The U.S. president’s bigoted double-standard was on full display again last week as he referenced a non-existent incident in Sweden while ignoring an all-too-real attack in Sehwan, Pakistan in which dozens were murdered. The victims in Sehwan, and in the string of attacks across Pakistan over the past week, received only a small fraction of the media attention given to the make-believe attentat in Sweden. They deserve more coverage than Trump’s latest rants and inventions.
Here’s what you might have missed.
On Feb. 16 a suicide bomber blew himself up inside the shrine of one of South Asia’s most important saints, killing around 80 people and injuring many more.
Located in the town of Sehwan in the Pakistani province of Sindh, the shrine of Lal Shahbaz Qalandar, a 12th century Shia Muslim saint, is visited by millions every year from all over the world.
In a region where such figures have played a historical role in weaving syncretism into the social fabric of the land, Lal Shahbaz stands as a symbol who is not only revered by people of different faiths but whose legacy and message is also that of rebelling against established orders including religious orthodoxies. It is no surprise, then, that such a significant place was so mercilessly targeted by ISIS.
In 2006, a bomb went off in the Al-Askari mosque in Samara, Iraq. A 10th century mosque, Al-Askari is one of the holiest sites in Shia Islam, containing the remains of two Shia imams. Retaliatory attacks targeted Sunni mosques and left hundreds killed. This marked the start of the bloody sectarian conflict in Iraq. Its mastermind was Abu Musab al-Zarqawi, the father figure of radical sunni militancy in Iraq and an inspiration for ISIS affiliates in Pakistan who also wish to tear Muslim societies apart from their very roots by instigating sectarian conflicts.
The Sehwan bombing was one of four major attacks in Pakistan in recent days. The attacks took place in all four of the country’s provinces, in what was the bloodiest week in Pakistan in a very long time.
After a relative lull in terrorist activities since the start of a military operation against the Taliban in 2013, it seems that some militant groups are making a comeback. As much as the Pakistani state is still to blame for continued religious militancy in the country, these attacks are also a pushback by the Taliban following a relentless crackdown on them by the Pakistani army. As the Pakistani Taliban were weakened, some splinter groups looked to ISIS for support (more symbolic than operational) in order to stay relevant.
On the other side of the border in Afghanistan, some militant groups formed wilayat-e-Khorasan (Province of Khorasan) — much like the wilayat-e-Sinia in Egypt — and officially pledged allegiance to ISIS. Indeed, ISIS is increasingly becoming a security threat in the region. Given that the group is losing territory in Iraq and Syria, these attacks might be an indication that it is looking to expand in other parts of the Muslim world.

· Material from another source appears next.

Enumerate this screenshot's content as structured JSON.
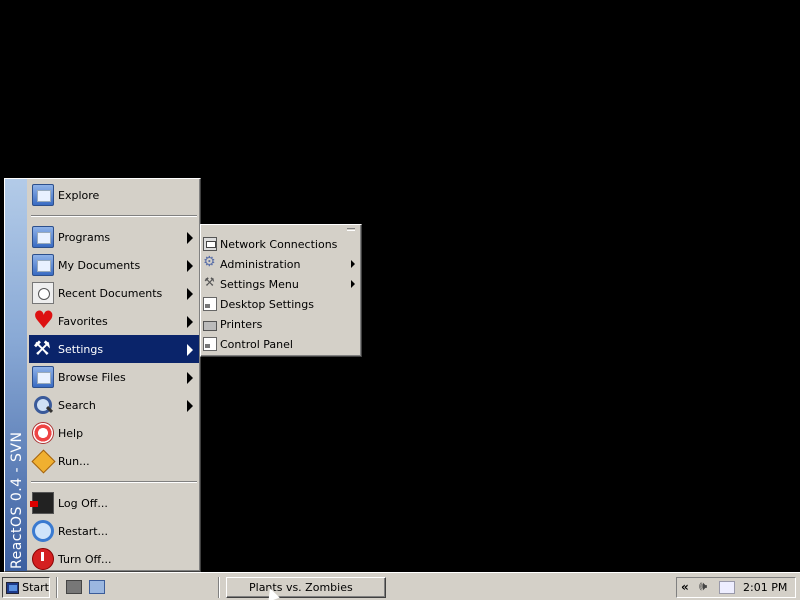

History of anti-Shia militancy
The threat is real, to the point that Iran is reportedly looking to support the Afghan Taliban (not particularly known for their love for Iran or for Shias) as a hedge against ISIS in Afghanistan. If ISIS’s history in Iraq is any clue, it is time that the Pakistani state started taking seriously the challenges posed by ISIS in Pakistan. The Sehwan attack looks like an ominous sign.
Despite the risk of increasing sectarianism in Pakistan, it would be a mistake to blame ISIS for sectarianism in the country as such. Anti-Shia militancy in Pakistan is a very local phenomena, dating back to the early 1980s. The country has various terrorist groups who have showed their potency over and over again with continued attacks against Shias. In fact, Pakistani anti-Shia groups were among the founding members of Al-Qaeda in Iraq, which later on became ISIS.
If anything remotely akin to the Iraq-style sectarian war comes to Pakistan, it would not be an imported conflict with foreign inspirations, but an exacerbation of local anti-Shia militancy. Given how embedded it is in Pakistan, the task of the security forces is that much harder. But combating militancy isn’t impossible.
If the Pakistani state shows a willingness to fight, it can succeed. But that is a big if, since many elements in the Pakistan state, especially the deep state, still maintain links with terrorist groups for various political and geostrategic reasons.